**About this exercise**
Report all lines in the records that hold the string "needs".
------------------------
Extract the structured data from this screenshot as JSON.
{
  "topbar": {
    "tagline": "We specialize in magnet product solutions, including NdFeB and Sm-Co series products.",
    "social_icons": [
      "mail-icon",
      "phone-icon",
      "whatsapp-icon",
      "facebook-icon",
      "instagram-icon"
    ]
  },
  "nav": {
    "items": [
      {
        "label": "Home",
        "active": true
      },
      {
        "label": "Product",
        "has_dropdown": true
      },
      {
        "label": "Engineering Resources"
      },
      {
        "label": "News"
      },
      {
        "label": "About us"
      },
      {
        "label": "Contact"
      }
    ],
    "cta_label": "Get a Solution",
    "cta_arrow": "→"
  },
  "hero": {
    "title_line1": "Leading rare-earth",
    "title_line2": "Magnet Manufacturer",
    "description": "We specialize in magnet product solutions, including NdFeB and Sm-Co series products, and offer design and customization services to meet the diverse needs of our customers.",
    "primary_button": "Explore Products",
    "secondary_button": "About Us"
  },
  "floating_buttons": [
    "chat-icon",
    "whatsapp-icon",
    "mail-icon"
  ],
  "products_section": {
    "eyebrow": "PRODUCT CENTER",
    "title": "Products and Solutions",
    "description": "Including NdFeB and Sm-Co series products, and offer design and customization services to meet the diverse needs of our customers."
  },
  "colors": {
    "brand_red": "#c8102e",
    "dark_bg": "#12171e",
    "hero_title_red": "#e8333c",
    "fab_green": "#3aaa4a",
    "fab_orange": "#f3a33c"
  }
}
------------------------
**Exercise answer**
    "description": "We specialize in magnet product solutions, including NdFeB and Sm-Co series products, and offer design and customization services to meet the diverse needs of our customers.",
    "description": "Including NdFeB and Sm-Co series products, and offer design and customization services to meet the diverse needs of our customers."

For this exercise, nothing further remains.